Karima Baloch’s name has been synonymous with the current phase of Baloch nationalist politics. Not only Baloch activists but others in the region have always felt her giant presence in the Baloch “struggle for freedom” as a prominent figure.
Karima begun her political career at a very young age through the platform of Baloch Students Organisation. She climbed the ranks of the organisation rapidly due to her capabilities, commitment and charismatic personality. In 2006 she became a central committee member of Baloch Students Organisation – Azad. In 2008 she was selected as the Junior Vice Chairperson. She continued to be a leading figure in organisation’s decision making and became the Senior Vice Chairperson of BSO-A in 2012.
When BSO-A’s Chairman Zahid Baloch was abducted allegedly by the Pakistani intelligence agencies on 14 March 2014, Karima Baloch was at forefront of the campaign for his release.
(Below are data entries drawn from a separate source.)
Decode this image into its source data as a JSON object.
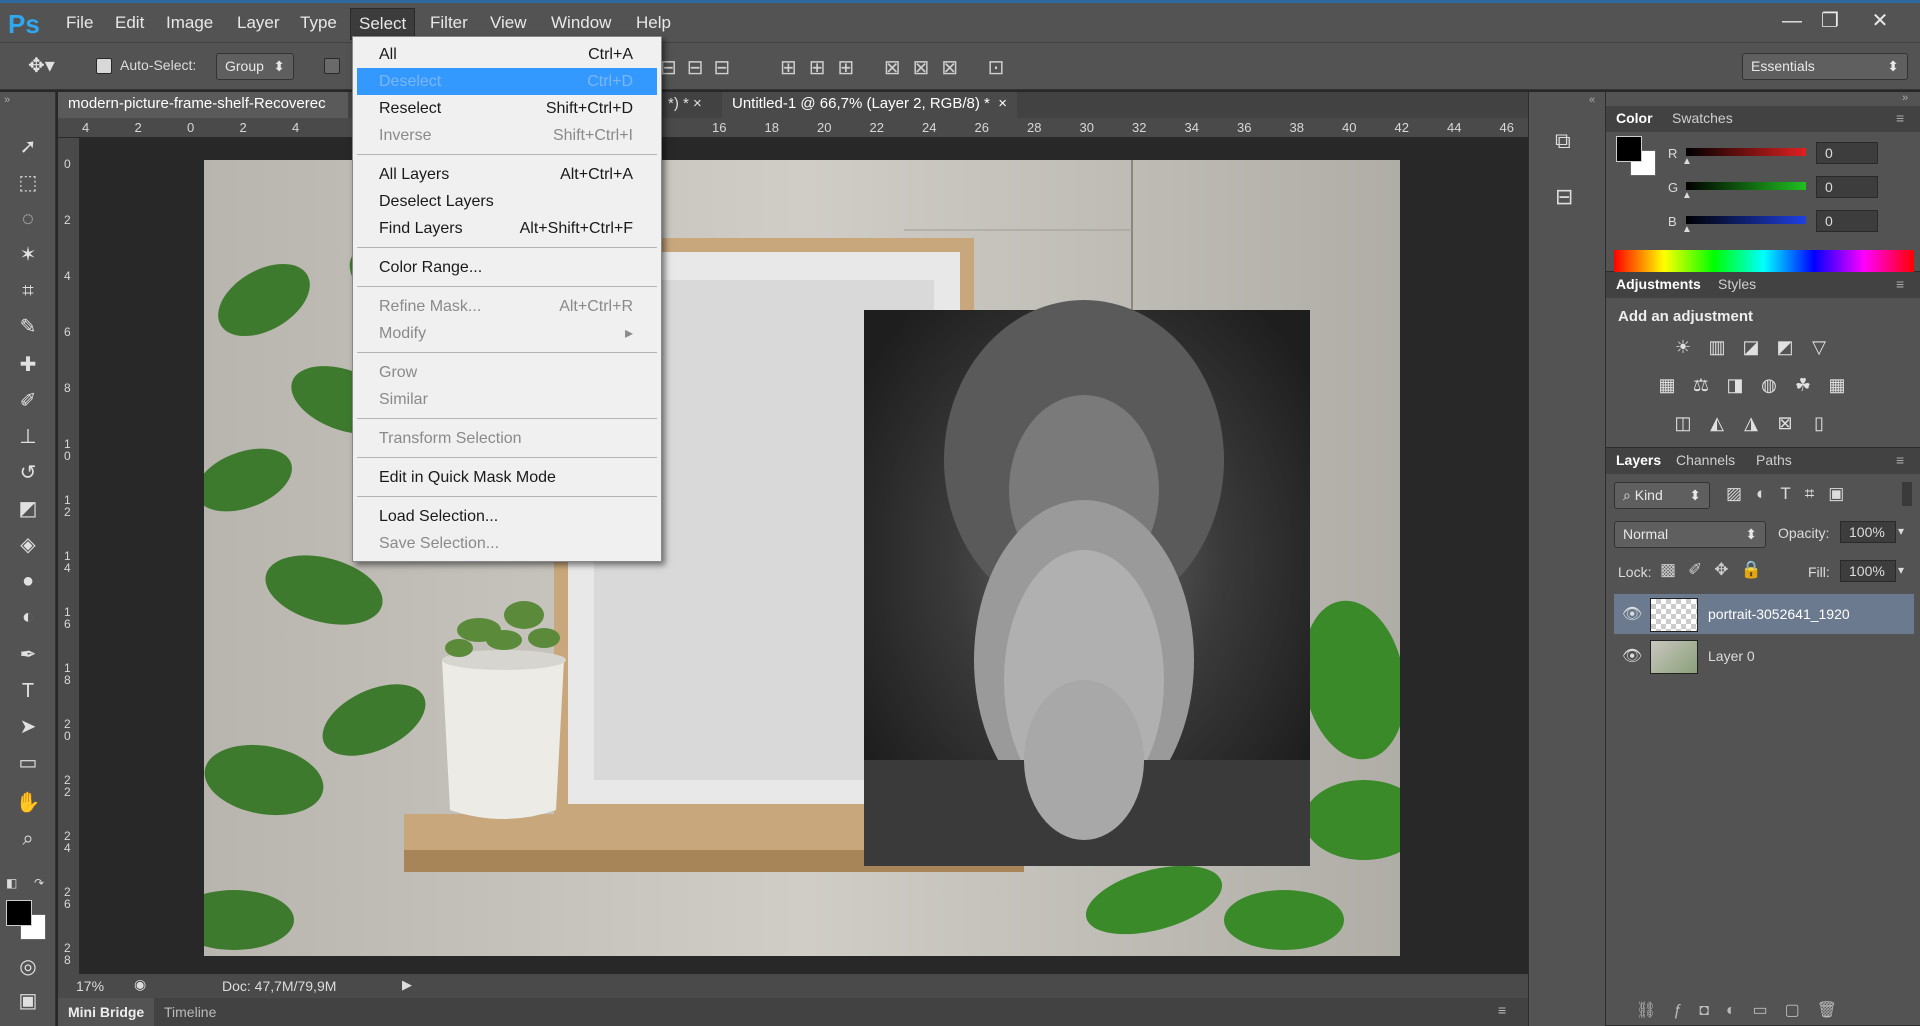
{
  "app": {
    "logo": "Ps"
  },
  "menubar": {
    "items": [
      "File",
      "Edit",
      "Image",
      "Layer",
      "Type",
      "Select",
      "Filter",
      "View",
      "Window",
      "Help"
    ],
    "active": "Select"
  },
  "window_controls": {
    "minimize": "—",
    "restore": "❐",
    "close": "✕"
  },
  "options_bar": {
    "auto_select_label": "Auto-Select:",
    "auto_select_value": "Group",
    "workspace": "Essentials"
  },
  "document_tabs": [
    {
      "label": "modern-picture-frame-shelf-Recoverec",
      "close": ""
    },
    {
      "label": "*) *",
      "close": "×"
    },
    {
      "label": "Untitled-1 @ 66,7% (Layer 2, RGB/8) *",
      "close": "×"
    }
  ],
  "ruler_h": [
    "4",
    "2",
    "0",
    "2",
    "4",
    "",
    "",
    "",
    "",
    "",
    "",
    "",
    "16",
    "18",
    "20",
    "22",
    "24",
    "26",
    "28",
    "30",
    "32",
    "34",
    "36",
    "38",
    "40",
    "42",
    "44",
    "46"
  ],
  "ruler_v": [
    "0",
    "2",
    "4",
    "6",
    "8",
    "1\n0",
    "1\n2",
    "1\n4",
    "1\n6",
    "1\n8",
    "2\n0",
    "2\n2",
    "2\n4",
    "2\n6",
    "2\n8"
  ],
  "select_menu": {
    "items": [
      {
        "label": "All",
        "shortcut": "Ctrl+A",
        "state": "enabled"
      },
      {
        "label": "Deselect",
        "shortcut": "Ctrl+D",
        "state": "highlighted"
      },
      {
        "label": "Reselect",
        "shortcut": "Shift+Ctrl+D",
        "state": "enabled"
      },
      {
        "label": "Inverse",
        "shortcut": "Shift+Ctrl+I",
        "state": "disabled"
      },
      {
        "separator": true
      },
      {
        "label": "All Layers",
        "shortcut": "Alt+Ctrl+A",
        "state": "enabled"
      },
      {
        "label": "Deselect Layers",
        "shortcut": "",
        "state": "enabled"
      },
      {
        "label": "Find Layers",
        "shortcut": "Alt+Shift+Ctrl+F",
        "state": "enabled"
      },
      {
        "separator": true
      },
      {
        "label": "Color Range...",
        "shortcut": "",
        "state": "enabled"
      },
      {
        "separator": true
      },
      {
        "label": "Refine Mask...",
        "shortcut": "Alt+Ctrl+R",
        "state": "disabled"
      },
      {
        "label": "Modify",
        "shortcut": "▸",
        "state": "disabled"
      },
      {
        "separator": true
      },
      {
        "label": "Grow",
        "shortcut": "",
        "state": "disabled"
      },
      {
        "label": "Similar",
        "shortcut": "",
        "state": "disabled"
      },
      {
        "separator": true
      },
      {
        "label": "Transform Selection",
        "shortcut": "",
        "state": "disabled"
      },
      {
        "separator": true
      },
      {
        "label": "Edit in Quick Mask Mode",
        "shortcut": "",
        "state": "enabled"
      },
      {
        "separator": true
      },
      {
        "label": "Load Selection...",
        "shortcut": "",
        "state": "enabled"
      },
      {
        "label": "Save Selection...",
        "shortcut": "",
        "state": "disabled"
      }
    ]
  },
  "status_bar": {
    "zoom": "17%",
    "doc": "Doc: 47,7M/79,9M"
  },
  "bottom_tabs": [
    "Mini Bridge",
    "Timeline"
  ],
  "color_panel": {
    "tabs": [
      "Color",
      "Swatches"
    ],
    "channels": [
      {
        "label": "R",
        "value": "0",
        "color": "#e02020"
      },
      {
        "label": "G",
        "value": "0",
        "color": "#20c020"
      },
      {
        "label": "B",
        "value": "0",
        "color": "#2040e0"
      }
    ]
  },
  "adjustments_panel": {
    "tabs": [
      "Adjustments",
      "Styles"
    ],
    "heading": "Add an adjustment",
    "icons_row1": [
      "brightness-icon",
      "levels-icon",
      "curves-icon",
      "exposure-icon",
      "vibrance-icon"
    ],
    "icons_row2": [
      "hue-saturation-icon",
      "color-balance-icon",
      "black-white-icon",
      "photo-filter-icon",
      "channel-mixer-icon",
      "color-lookup-icon"
    ],
    "icons_row3": [
      "invert-icon",
      "posterize-icon",
      "threshold-icon",
      "selective-color-icon",
      "gradient-map-icon"
    ]
  },
  "layers_panel": {
    "tabs": [
      "Layers",
      "Channels",
      "Paths"
    ],
    "filter_kind": "Kind",
    "blend_mode": "Normal",
    "opacity_label": "Opacity:",
    "opacity_value": "100%",
    "lock_label": "Lock:",
    "fill_label": "Fill:",
    "fill_value": "100%",
    "layers": [
      {
        "name": "portrait-3052641_1920",
        "selected": true
      },
      {
        "name": "Layer 0",
        "selected": false
      }
    ]
  }
}
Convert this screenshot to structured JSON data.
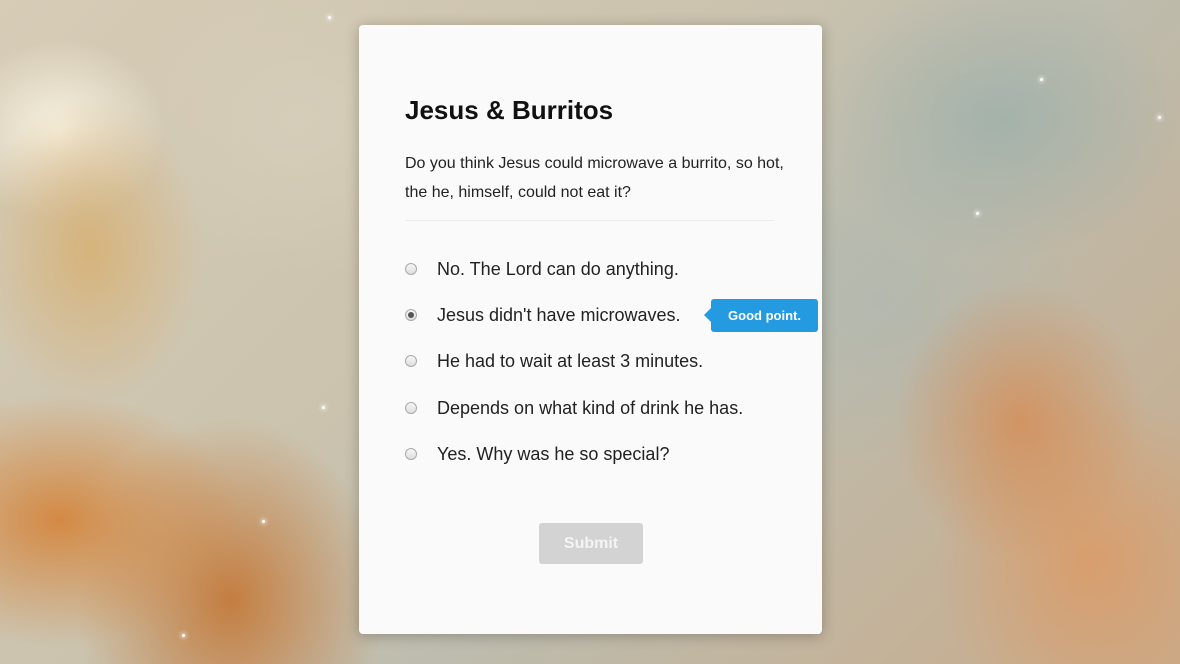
{
  "quiz": {
    "title": "Jesus & Burritos",
    "question": "Do you think Jesus could microwave a burrito, so hot, the he, himself, could not eat it?",
    "options": [
      {
        "label": "No. The Lord can do anything.",
        "selected": false
      },
      {
        "label": "Jesus didn't have microwaves.",
        "selected": true
      },
      {
        "label": "He had to wait at least 3 minutes.",
        "selected": false
      },
      {
        "label": "Depends on what kind of drink he has.",
        "selected": false
      },
      {
        "label": "Yes. Why was he so special?",
        "selected": false
      }
    ],
    "feedback": "Good point.",
    "submit_label": "Submit"
  },
  "colors": {
    "card_background": "#fafafa",
    "tooltip_background": "#249ae0",
    "submit_disabled": "#d3d3d3"
  }
}
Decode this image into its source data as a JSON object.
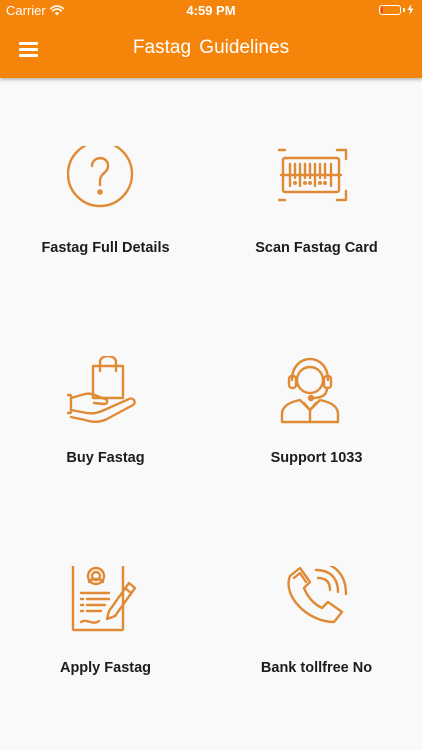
{
  "status_bar": {
    "carrier": "Carrier",
    "time": "4:59 PM",
    "battery_level": 0.12
  },
  "nav": {
    "title": "Fastag Guidelines"
  },
  "colors": {
    "primary": "#f5850a",
    "icon": "#e08a35",
    "background": "#f9f9f9"
  },
  "tiles": [
    {
      "label": "Fastag Full Details",
      "icon": "question-circle-icon"
    },
    {
      "label": "Scan Fastag Card",
      "icon": "barcode-scan-icon"
    },
    {
      "label": "Buy Fastag",
      "icon": "shopping-bag-hand-icon"
    },
    {
      "label": "Support 1033",
      "icon": "support-headset-icon"
    },
    {
      "label": "Apply Fastag",
      "icon": "application-form-icon"
    },
    {
      "label": "Bank tollfree No",
      "icon": "phone-call-icon"
    }
  ]
}
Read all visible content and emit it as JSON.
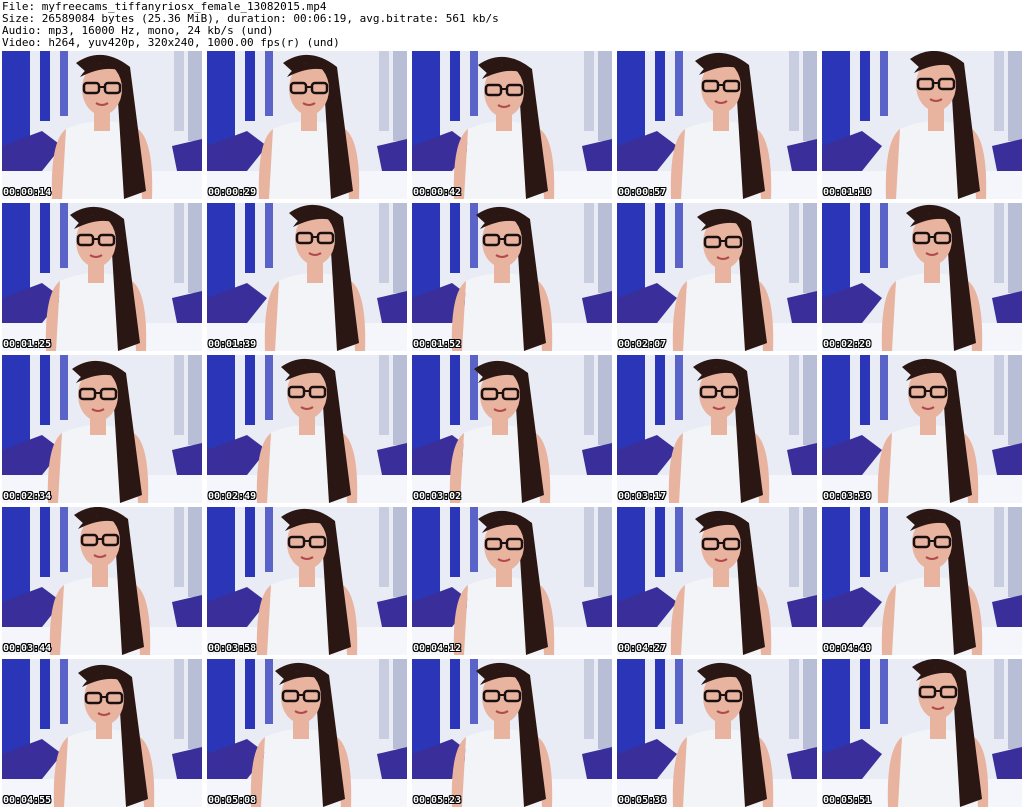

Later in the 20th Council Session of BSO-Azad in 2015, Karima Baloch was elected as the organisation’s Chairperson, making history.
Karima Baloch was not only the first woman to lead the Baloch Students Organization in organisation’s history of seven decades but is also believed to be the pioneer of women activism in Balochistan. She broke the taboos and took to street activism in an otherwise traditionalist society. She maintained that “A national liberation movement without the participation of women is incomplete”. Her acts encouraged many other women to follow the path, and today almost all Baloch political parties have Baloch women in their leadership ranks.
In 2016, the leading British broadcasting corporation, BBC chose Karima as one of the world’s 100 most “inspirational and influential” women.
Due to her unflinching activism, she was always a target of malice campaigns and faced grave threats allegedly from authorities. She moved to Canada to find refuge and remained there until her dead body was found on 21st December 2020.
She went missing a day earlier on 20th December and police sought public assistance to locate her. However, late on Monday Karima’s family confirmed her demise but did not disclose any details. Meanwhile, Toronto Police is also investigating the death and has released no more information about the case.
Her sudden death in mysterious circumstances has raised serious concerns for Baloch refugees living outside Balochistan. There have now been multiple cases of Baloch refugees being targeted in Afghanistan, Iran, Europe and now in Canada too. On the day of Karima’s disappearance Two Baloch refugees from the Bugti tribe of Balochistan were killed in a firing incident in Kandahar, Afghanistan.
Earlier in March 2020, another Baloch refugee and journalist Sajid Hussain went missing from Sweden. His body was later found from a river. His family, friends and acquaintances claim that he was murdered. Reporters without Borders (RSF), a Paris-based journalists’ organisation, alleged that Mr Hussain’s mysterious disappearance and subsequent death could have been organized by the Pakistani intelligence agencies – ISI and MI – due to his work as a journalist.
The Baloch political organisations claim that major refugee rights organizations of the world, including the United Nations High Commissioner for Refugees, have failed to protect and help the Baloch immigrants. These organisations have demanded the international human rights groups to take notice of grave security threats being faced by the Baloch refugees across the world.
The international community particularly the western countries have a responsibility to assure that activists who are living in their countries are protected. A grant of refugee status should be more than just a right to remain, and security must be provided to the dissidents who have been forced to leave their homelands due to state prosecution. If any involvement of a foreign state is proved in these mysterious deaths, then diplomatic relations with such states should be severed and international sanctions should be sought.